Solar Radiation Management (SRM) has two characteristics that make it useful for managing climate risk: it is quick and it is cheap. SRM cannot, however, perfectly offset CO2-driven climate change, and its use introduces novel climate and environmental risks. We introduce SRM in a simple economic model of climate change that is designed to explore the interaction between uncertainty in the climate’s response to CO2 and the risks of SRM in the face of carbon-cycle inertia. The fact that SRM can be implemented quickly, reducing the effects of inertia, makes it a valuable tool to manage climate risks even if it is relatively ineffective at compensating for CO2-driven climate change or if its costs are large compared to traditional abatement strategies. Uncertainty about SRM is high, and decision makers must decide whether or not to commit to research that might reduce this uncertainty.
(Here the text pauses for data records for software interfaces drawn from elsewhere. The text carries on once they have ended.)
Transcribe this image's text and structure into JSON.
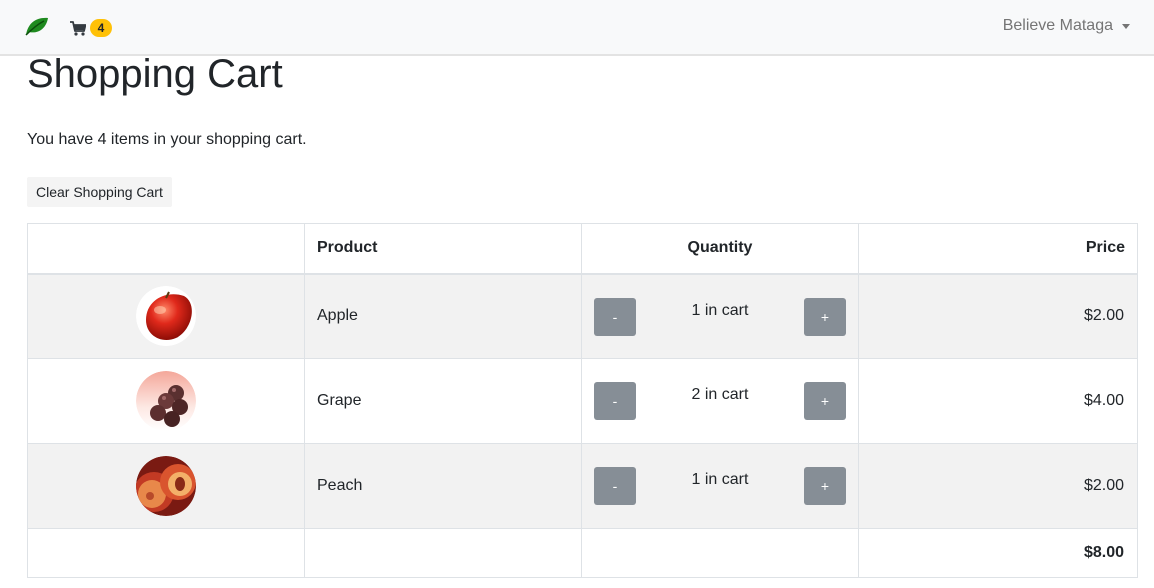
{
  "nav": {
    "cart_count": "4",
    "user_name": "Believe Mataga"
  },
  "page": {
    "title": "Shopping Cart",
    "summary": "You have 4 items in your shopping cart.",
    "clear_label": "Clear Shopping Cart"
  },
  "table": {
    "headers": {
      "image": "",
      "product": "Product",
      "quantity": "Quantity",
      "price": "Price"
    },
    "rows": [
      {
        "product": "Apple",
        "quantity": "1 in cart",
        "price": "$2.00",
        "image": "apple-image",
        "minus": "-",
        "plus": "+"
      },
      {
        "product": "Grape",
        "quantity": "2 in cart",
        "price": "$4.00",
        "image": "grape-image",
        "minus": "-",
        "plus": "+"
      },
      {
        "product": "Peach",
        "quantity": "1 in cart",
        "price": "$2.00",
        "image": "peach-image",
        "minus": "-",
        "plus": "+"
      }
    ],
    "total": "$8.00"
  },
  "colors": {
    "navbar_bg": "#f8f9fa",
    "badge": "#ffc107",
    "qty_button": "#868e96",
    "row_stripe": "#f2f2f2",
    "brand_leaf": "#1f8a1f"
  }
}
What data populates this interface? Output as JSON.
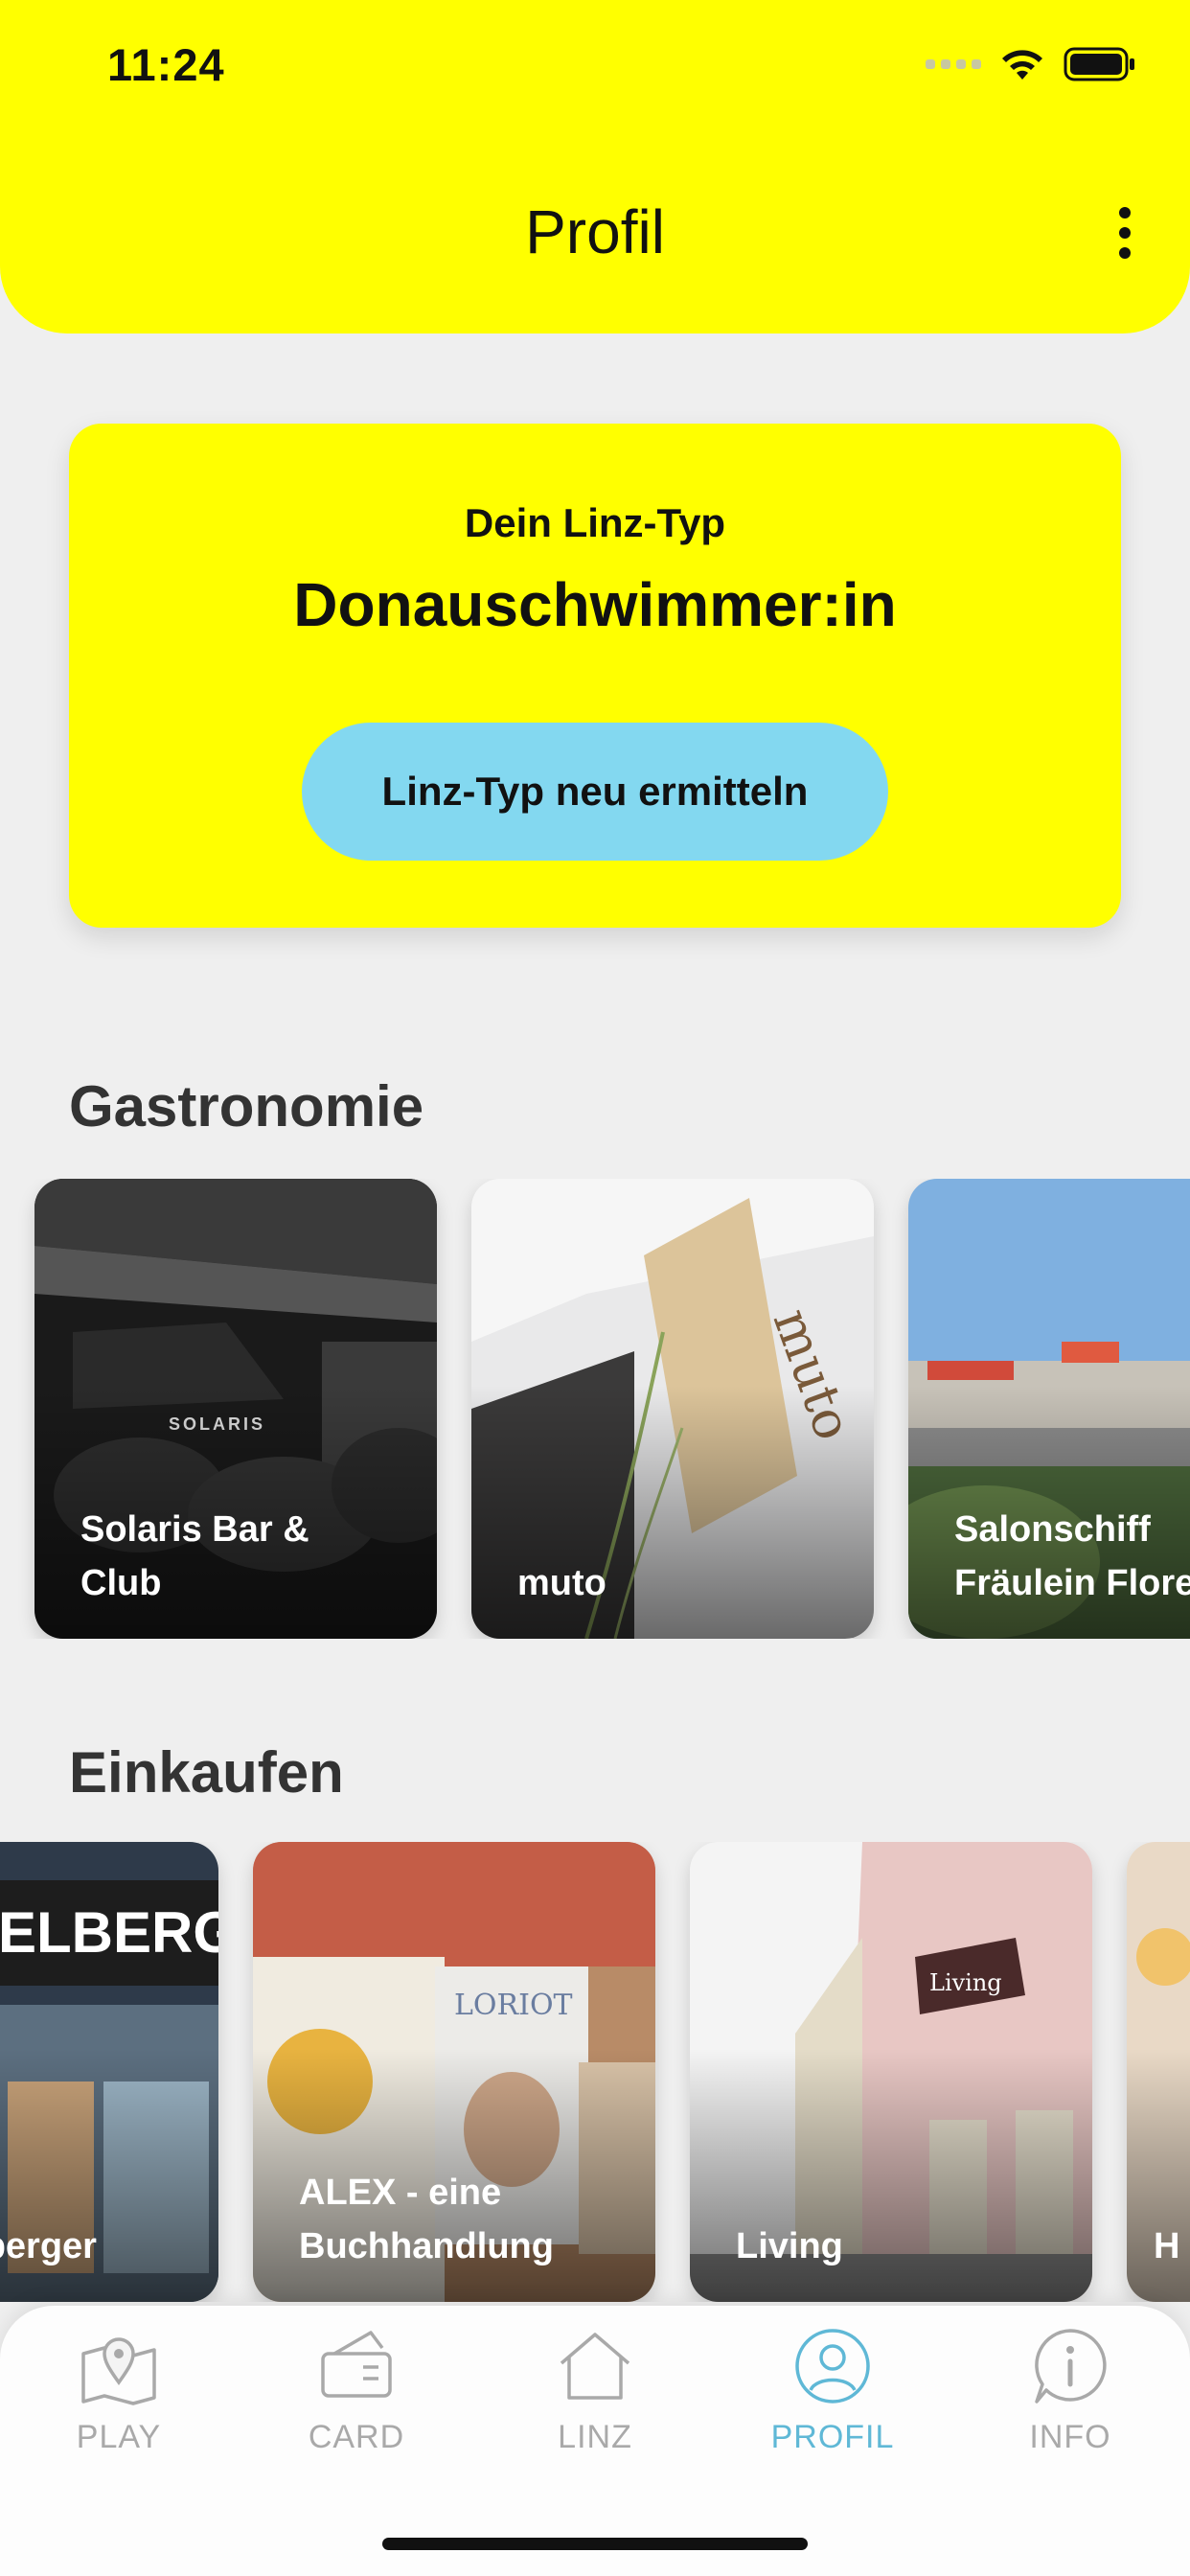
{
  "status_bar": {
    "time": "11:24"
  },
  "header": {
    "title": "Profil",
    "menu_icon": "more-vertical-icon"
  },
  "linz_type": {
    "label": "Dein Linz-Typ",
    "value": "Donauschwimmer:in",
    "button_label": "Linz-Typ neu ermitteln"
  },
  "sections": [
    {
      "title": "Gastronomie",
      "items": [
        {
          "label": "Solaris Bar &\nClub"
        },
        {
          "label": "muto"
        },
        {
          "label": "Salonschiff\nFräulein Flore"
        }
      ]
    },
    {
      "title": "Einkaufen",
      "items": [
        {
          "label": "Fürstelberger"
        },
        {
          "label": "ALEX - eine\nBuchhandlung"
        },
        {
          "label": "Living"
        },
        {
          "label": "H"
        }
      ]
    }
  ],
  "tabbar": {
    "tabs": [
      {
        "label": "PLAY",
        "icon": "map-pin-icon"
      },
      {
        "label": "CARD",
        "icon": "ticket-icon"
      },
      {
        "label": "LINZ",
        "icon": "home-icon"
      },
      {
        "label": "PROFIL",
        "icon": "user-icon",
        "active": true
      },
      {
        "label": "INFO",
        "icon": "info-icon"
      }
    ]
  },
  "colors": {
    "brand_yellow": "#ffff00",
    "accent_blue": "#83d8f0",
    "active_tab": "#5fb8d6"
  }
}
We find that even modest reductions in uncertainty about the side-effects of SRM can reduce the overall costs of climate change in the order of 10%.
Moreno-Cruz, Juan B., and David W. Keith. "Climate Policy Under Uncertainty: A Case for Solar Geoengineering." Climatic Change (May 17, 2012).